(Dataset records)
=== Section Start ===

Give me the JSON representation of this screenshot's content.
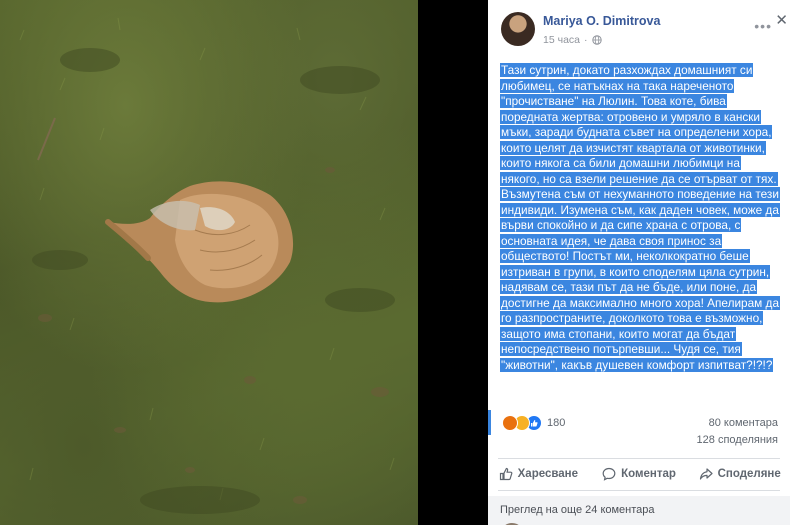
{
  "post": {
    "author": "Mariya O. Dimitrova",
    "time": "15 часа",
    "text": "Тази сутрин, докато разхождах домашният си любимец, се натъкнах на така нареченото \"прочистване\" на Люлин. Това коте, бива поредната жертва: отровено и умряло в кански мъки, заради будната съвет на определени хора, които целят да изчистят квартала от животинки, които някога са били домашни любимци на някого, но са взели решение да се отърват от тях. Възмутена съм от нехуманното поведение на тези индивиди. Изумена съм, как даден човек, може да върви спокойно и да сипе храна с отрова, с основната идея, че дава своя принос за обществото! Постът ми, неколкократно беше изтриван в групи, в които споделям цяла сутрин, надявам се, тази път да не бъде, или поне, да достигне да максимално много хора! Апелирам да го разпространите, доколкото това е възможно, защото има стопани, които могат да бъдат непосредствено потърпевши... Чудя се, тия \"животни\", какъв душевен комфорт изпитват?!?!?"
  },
  "stats": {
    "reaction_count": "180",
    "comments": "80 коментара",
    "shares": "128 споделяния"
  },
  "actions": {
    "like": "Харесване",
    "comment": "Коментар",
    "share": "Споделяне"
  },
  "footer": {
    "more_comments": "Преглед на още 24 коментара"
  },
  "icons": {
    "more": "more-icon",
    "close": "close-icon",
    "globe": "globe-icon"
  },
  "colors": {
    "selection": "#3b86e0",
    "author": "#385898",
    "photo_grass": "#55632c"
  }
}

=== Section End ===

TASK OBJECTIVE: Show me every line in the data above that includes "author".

RESULT FOR THIS EXERCISE:
    "author": "Mariya O. Dimitrova",
    "author": "#385898",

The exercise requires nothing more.